Thanks to recent reforms and new strategies, positive things are happening in California workers’ compensation insurance. Below are 10 trends on our “good news” list:
- Lower premiums. Last year California employers paid an average of 10 percent less in workers’ compensation premiums according to the 2018 State of the System report by the Workers’ Compensation Insurance Rating Bureau (WCIRB) of California.
- Better treatment environment for injured workers. The environment for injured workers is improving, thanks to the use of evidence-based medicine to guide treatment decisions; improved access to network physicians; and the Independent Medical Review (IMR) process to determine the necessity of treatment and settle disputes.
- Claims settled faster. That same IMR process is leading to quicker resolution of medical treatment and quicker claims settlements.
- A new prescription drug formulary. The state’s new prescription drug formulary is helping to ensure that the drugs injured workers are getting meet evidence-based medicine standards. The new formulary is expected to streamline the process, improve efficiency, and reduce pharmacy costs by roughly 10 percent.
- Progress on anti-fraud efforts. Lien filings have dropped by roughly 40 percent, 227 medical providers have been barred from treating California’s injured workers, and 292,000 illegitimate liens with claims valued at more than $2.5 billion have been dismissed.
- Self-reporting shows promise. Some employers have improved results through self-reporting policies. For example, in 2015 Starbucks implemented a self-reporting system that allows employees to self-report claims rather than going through a manager. The program provides an integrated work comp call center, a dedicated telephonic medical case management team, direct deposit of time-loss pay, and other perks. The result? Starbucks has boosted efficiency, slashed work comp loss reserves by more than $50 million, increased the percentage of claims achieving maximal medical improvement and release to work from 51 percent to 86 percent, and cut claims litigation by 50 percent.

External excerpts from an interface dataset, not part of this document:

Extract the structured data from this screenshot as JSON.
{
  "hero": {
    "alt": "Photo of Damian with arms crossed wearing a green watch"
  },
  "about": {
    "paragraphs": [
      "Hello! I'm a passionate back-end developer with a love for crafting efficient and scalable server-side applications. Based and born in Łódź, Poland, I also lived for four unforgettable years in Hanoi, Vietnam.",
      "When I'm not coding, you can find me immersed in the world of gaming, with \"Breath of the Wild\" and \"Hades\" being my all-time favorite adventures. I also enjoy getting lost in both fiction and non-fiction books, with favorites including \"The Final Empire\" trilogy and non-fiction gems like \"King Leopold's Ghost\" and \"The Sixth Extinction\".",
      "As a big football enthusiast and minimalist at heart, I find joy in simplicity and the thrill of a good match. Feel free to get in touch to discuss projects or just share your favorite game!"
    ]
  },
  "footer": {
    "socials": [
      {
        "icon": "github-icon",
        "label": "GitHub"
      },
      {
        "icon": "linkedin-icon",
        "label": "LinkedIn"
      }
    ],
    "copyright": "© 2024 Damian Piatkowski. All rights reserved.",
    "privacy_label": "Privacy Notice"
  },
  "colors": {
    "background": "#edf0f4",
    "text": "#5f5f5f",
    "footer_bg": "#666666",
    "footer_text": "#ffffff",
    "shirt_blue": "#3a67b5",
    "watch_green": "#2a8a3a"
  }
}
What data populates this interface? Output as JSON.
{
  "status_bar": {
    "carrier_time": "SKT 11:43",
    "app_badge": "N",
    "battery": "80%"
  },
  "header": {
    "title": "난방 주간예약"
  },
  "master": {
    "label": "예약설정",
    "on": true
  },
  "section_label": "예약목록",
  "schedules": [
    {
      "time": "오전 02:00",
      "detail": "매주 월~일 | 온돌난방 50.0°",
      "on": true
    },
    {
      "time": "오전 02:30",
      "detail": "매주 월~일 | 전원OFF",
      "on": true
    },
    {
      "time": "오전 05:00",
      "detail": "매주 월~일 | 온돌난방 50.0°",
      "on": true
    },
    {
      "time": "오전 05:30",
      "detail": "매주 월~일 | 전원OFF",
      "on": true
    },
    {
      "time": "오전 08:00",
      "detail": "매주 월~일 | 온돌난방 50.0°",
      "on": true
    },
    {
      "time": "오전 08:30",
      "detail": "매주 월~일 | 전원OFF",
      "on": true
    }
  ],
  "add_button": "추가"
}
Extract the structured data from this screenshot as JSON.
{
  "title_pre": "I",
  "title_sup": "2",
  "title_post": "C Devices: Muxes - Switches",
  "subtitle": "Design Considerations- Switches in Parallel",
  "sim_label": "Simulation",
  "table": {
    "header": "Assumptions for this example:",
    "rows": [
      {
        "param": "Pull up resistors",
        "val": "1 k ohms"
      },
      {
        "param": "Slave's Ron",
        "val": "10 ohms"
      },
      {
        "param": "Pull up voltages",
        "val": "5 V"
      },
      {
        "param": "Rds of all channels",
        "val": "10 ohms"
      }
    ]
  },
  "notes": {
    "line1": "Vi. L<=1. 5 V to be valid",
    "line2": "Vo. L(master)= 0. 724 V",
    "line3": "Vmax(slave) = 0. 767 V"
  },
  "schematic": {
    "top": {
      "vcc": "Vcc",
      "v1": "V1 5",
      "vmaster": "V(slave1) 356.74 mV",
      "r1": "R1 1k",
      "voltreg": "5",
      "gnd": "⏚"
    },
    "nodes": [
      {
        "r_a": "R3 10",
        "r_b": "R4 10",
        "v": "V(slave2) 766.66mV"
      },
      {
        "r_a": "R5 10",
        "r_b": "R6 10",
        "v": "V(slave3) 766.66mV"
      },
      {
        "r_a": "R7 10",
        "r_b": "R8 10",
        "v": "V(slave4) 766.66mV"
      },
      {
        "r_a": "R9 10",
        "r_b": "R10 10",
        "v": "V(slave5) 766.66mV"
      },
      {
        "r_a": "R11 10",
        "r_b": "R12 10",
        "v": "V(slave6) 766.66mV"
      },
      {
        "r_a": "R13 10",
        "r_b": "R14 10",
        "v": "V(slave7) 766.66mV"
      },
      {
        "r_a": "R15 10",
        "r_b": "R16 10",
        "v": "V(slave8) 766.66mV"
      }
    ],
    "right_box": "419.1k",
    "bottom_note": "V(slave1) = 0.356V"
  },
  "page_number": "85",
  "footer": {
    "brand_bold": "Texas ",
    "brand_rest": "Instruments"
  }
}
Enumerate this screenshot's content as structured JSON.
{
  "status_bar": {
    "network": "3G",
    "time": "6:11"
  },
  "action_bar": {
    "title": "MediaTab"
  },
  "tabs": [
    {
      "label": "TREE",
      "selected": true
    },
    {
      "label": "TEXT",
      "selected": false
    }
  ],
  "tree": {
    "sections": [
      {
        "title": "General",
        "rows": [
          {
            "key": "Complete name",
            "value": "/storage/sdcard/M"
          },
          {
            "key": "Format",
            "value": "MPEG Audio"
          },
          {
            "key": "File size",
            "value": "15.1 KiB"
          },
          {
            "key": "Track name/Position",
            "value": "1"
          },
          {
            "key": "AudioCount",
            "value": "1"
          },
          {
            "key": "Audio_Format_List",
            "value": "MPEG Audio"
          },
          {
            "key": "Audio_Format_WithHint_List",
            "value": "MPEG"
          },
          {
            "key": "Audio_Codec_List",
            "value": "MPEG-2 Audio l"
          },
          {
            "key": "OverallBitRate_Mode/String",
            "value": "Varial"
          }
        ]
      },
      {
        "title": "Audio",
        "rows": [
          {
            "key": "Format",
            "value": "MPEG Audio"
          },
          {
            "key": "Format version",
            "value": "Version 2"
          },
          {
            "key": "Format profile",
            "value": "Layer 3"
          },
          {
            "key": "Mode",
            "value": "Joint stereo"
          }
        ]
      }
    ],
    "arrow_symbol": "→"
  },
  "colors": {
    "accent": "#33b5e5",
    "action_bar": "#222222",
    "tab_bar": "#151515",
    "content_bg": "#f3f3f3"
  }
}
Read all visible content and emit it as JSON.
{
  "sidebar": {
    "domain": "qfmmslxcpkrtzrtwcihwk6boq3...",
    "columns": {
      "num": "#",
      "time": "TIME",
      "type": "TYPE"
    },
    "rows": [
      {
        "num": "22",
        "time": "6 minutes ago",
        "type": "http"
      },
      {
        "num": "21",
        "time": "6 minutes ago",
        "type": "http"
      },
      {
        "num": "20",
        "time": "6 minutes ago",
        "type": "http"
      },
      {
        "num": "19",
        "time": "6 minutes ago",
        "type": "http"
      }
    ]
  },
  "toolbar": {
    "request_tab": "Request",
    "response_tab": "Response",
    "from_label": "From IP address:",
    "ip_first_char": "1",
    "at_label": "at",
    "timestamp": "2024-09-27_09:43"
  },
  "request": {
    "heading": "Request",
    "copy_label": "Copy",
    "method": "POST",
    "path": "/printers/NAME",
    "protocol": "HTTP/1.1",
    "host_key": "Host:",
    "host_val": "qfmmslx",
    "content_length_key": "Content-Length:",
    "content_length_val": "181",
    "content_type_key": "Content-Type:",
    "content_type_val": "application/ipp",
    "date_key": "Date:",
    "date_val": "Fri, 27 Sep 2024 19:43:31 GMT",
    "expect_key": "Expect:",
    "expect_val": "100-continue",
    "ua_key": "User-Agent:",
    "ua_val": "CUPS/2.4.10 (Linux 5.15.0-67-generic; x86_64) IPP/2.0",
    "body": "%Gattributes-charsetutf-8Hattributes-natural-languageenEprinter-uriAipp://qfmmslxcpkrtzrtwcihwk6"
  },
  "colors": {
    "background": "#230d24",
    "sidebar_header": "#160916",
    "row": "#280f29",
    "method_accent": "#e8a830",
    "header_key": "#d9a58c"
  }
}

- Early intervention works. According to the Bureau of Labor Statistics, musculoskeletal disorders (MSDs) – carpal tunnel, tendinitis, muscle strain, and low back injuries – account for 33 percent of all worker injury and illness cases. Early intervention helps control MSD treatment costs. That’s why Schenker Logistics (Essen, Germany) implemented early intervention programs in their U.S. operations. The program assesses injured workers on the spot and educates them on how to perform tasks more safely. The result? Schenker slashed their previous $2 million in MSD claims to under $500.
- Onsite triage reduces lost time. In 2017 California discount retailer 99 Cents Only implemented an onsite triage program in two of their stores with high occurrences of injuries. Clinicians triaged injuries immediately, and the company used a ride-hailing service to quickly transport injured workers for treatment. The company reported a 41 percent reduction in lost time claims in the first 12 months of the program.
- Advances in telehealth. Telemedicine is evolving into telehealth, encompassing more comprehensive services such as physical therapy, behavioral health, and pain management. And technology is driving much of the change, with video, artificial intelligence, smartphone apps, and other technology all playing a role. These interactive formats make the process more convenient and transparent for injured workers, boost efficiency, and reduce costs.
- Robotics. Everything from physical therapy to repetitive motion assistance to medication dispensing systems to clerical work in claims handling are using robotics. Increased efficiency, fewer errors, more transparency, and lower costs are resulting.
Want more good news out of your workers’ compensation insurance program? Contact the California workers’ compensation insurance professionals at Heffernan Insurance Brokers.